The painter Paul Cézanne once said, I will astonish Paris with an apple! He painted the apple over and over — more than 250 still life paintings with apples. Some feel dark and foreboding while others are raucously joyful; but Cézanne wasn’t interested in depicting emotions, he painted light. He painted light that created shape. With small brushstrokes of color, he crafted the landscape he loved near Aix-en-Provence, the nestled houses, Mont Sainte-Victoire, rocks and trees; and back in the studio, his many magnificent still life paintings and portraits.
In the history of art, Cézanne is the beginning of modern painting. He didn’t paint like the Impressionists, with their luminous pictures of an ephemeral moment, but created solidity, the absoluteness of shape — or presence — the reality of an object as it embodies itself.
I was telling my friend, Jody Hojin Kimmel, a Buddhist priest and artist, that I was hoping to write a blog about apples and Cézanne. She told me about a little book, World View of Paul Cézanne: Psychic Interpretation, by Jane Roberts. Roberts wrote that she channeled the book from Cézanne. I found it on Amazon and looked for references to apples. (I also ordered a copy.)
The apple’s color doesn’t stay in the apple, for if you observe carefully, you will notice that the colors bleed outward, escaping the apple’s shape; and that the colors of nearby objects are also contained, however minutely, in the apple . . .
Roberts (or Cézanne) is saying that the apple is not an isolated object, but part of its surroundings. Taking this idea further suggests that the lines we give to objects are not hard and fast boundaries. And extending the idea to ourselves, to our own bodies, means we are not distinct entities. I think Cézanne would agree that there is a continuum between object and ground, between subject and object, between tree, rock, and sky. One of the important realizations of the Buddha was that we are all connected, interdependent, not separate. You might say that Cézanne’s paintings of apples were explorations into the very nature of the spiritual life.
In another reference to Cézanne’s apples, Roberts wrote,

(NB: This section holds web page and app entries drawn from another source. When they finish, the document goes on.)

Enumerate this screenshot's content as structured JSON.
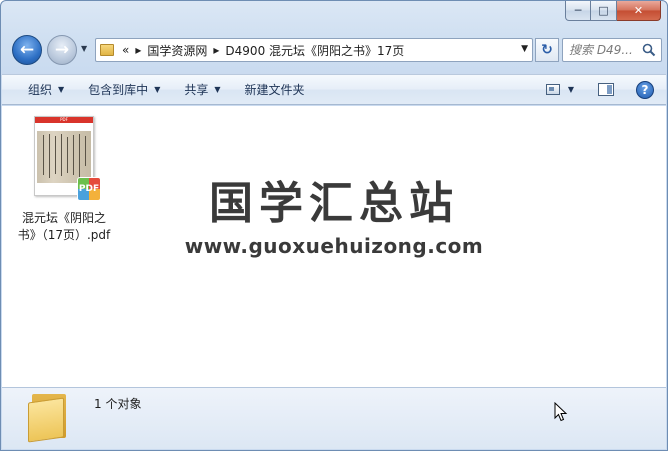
{
  "window": {
    "caption": {
      "minimize": "─",
      "maximize": "□",
      "close": "✕"
    }
  },
  "nav": {
    "back_glyph": "←",
    "forward_glyph": "→",
    "history_glyph": "▼"
  },
  "address": {
    "overflow": "«",
    "crumbs": [
      "国学资源网",
      "D4900 混元坛《阴阳之书》17页"
    ],
    "separator": "▸",
    "dropdown": "▼"
  },
  "refresh_glyph": "↻",
  "search": {
    "placeholder": "搜索 D49..."
  },
  "toolbar": {
    "organize": "组织",
    "include_in_library": "包含到库中",
    "share": "共享",
    "new_folder": "新建文件夹",
    "dropdown_glyph": "▼",
    "help_glyph": "?"
  },
  "file": {
    "thumb_label": "PDF",
    "badge": "PDF",
    "name_line1": "混元坛《阴阳之",
    "name_line2": "书》（17页）.pdf"
  },
  "watermark": {
    "title": "国学汇总站",
    "url": "www.guoxuehuizong.com"
  },
  "status": {
    "object_count": "1 个对象"
  },
  "colors": {
    "accent": "#2d6fc4",
    "close_button": "#c44d33",
    "folder": "#edc558"
  }
}
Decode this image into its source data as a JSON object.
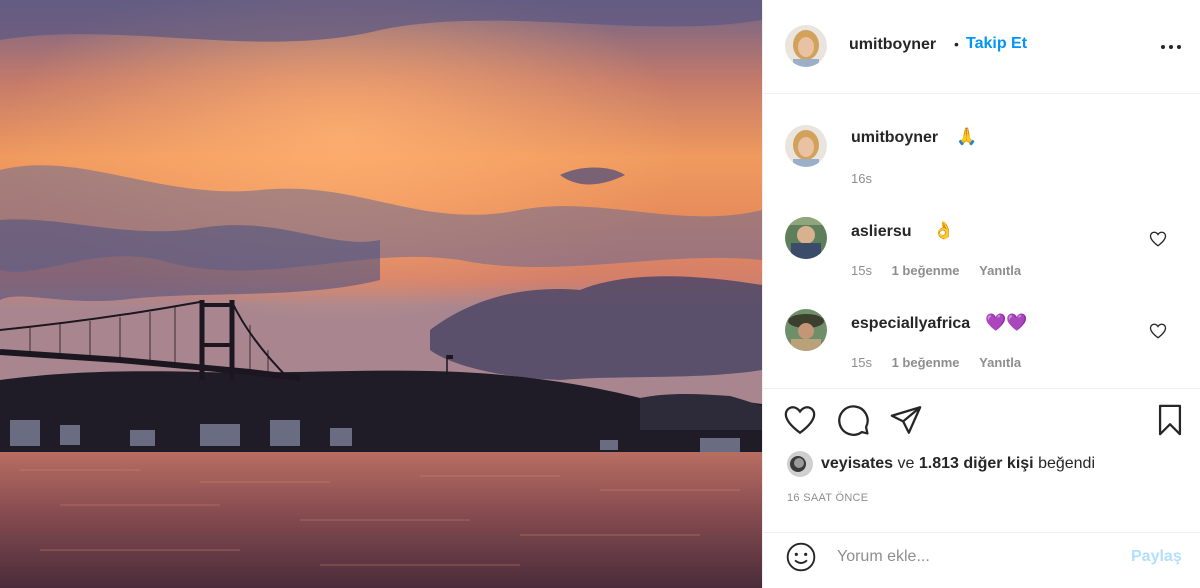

Apples seem to have their own colors made of many combinations, and almost just above these, other colors stain the original ones. And these top colors carry more of light’s shifting characteristics, for they will seem to float above the apple in uneven layers, with peaks and valleys-‑like a colorful sea of surrounding objects, through which we peer to see the objects underneath.
Roberts is describing how Cézanne painted the layers of his perceptions, as he built up the painting of an apple with transparent colors. It’s as if the skin of the apple was multi-dimensional, kaleidoscopic.
Cézanne was completely attentive to his subject. His paintings don’t express any commentary or subtext. The apples are apples; the rocks are rocks — and the painter disappears. When people say, Oh, I can’t paint, they are talking about creating a likeness. If they really want to paint, they must become their subject completely, and the result will be art. It might not be a likeness, and it might not be great art — that takes great skill, patience, and a lifetime of dedicated practice every day. But no matter, others will sense the truth in their work, the truth of the artist’s experience. That’s why I find abstract art can be so powerful; there is a profound merging, beyond meaning, where subject and object cannot be differentiated subject.
This fall we will have an Apple Painting workshop at the farm. We’ll look at some photographs of Cézanne’s paintings and then choose apples from the orchard to arrange and paint. Let me know if you’d like to be on the list to receive information. Cézanne said, Painting from nature is not copying the object . . . it is realizing one’s sensations. We can all do that.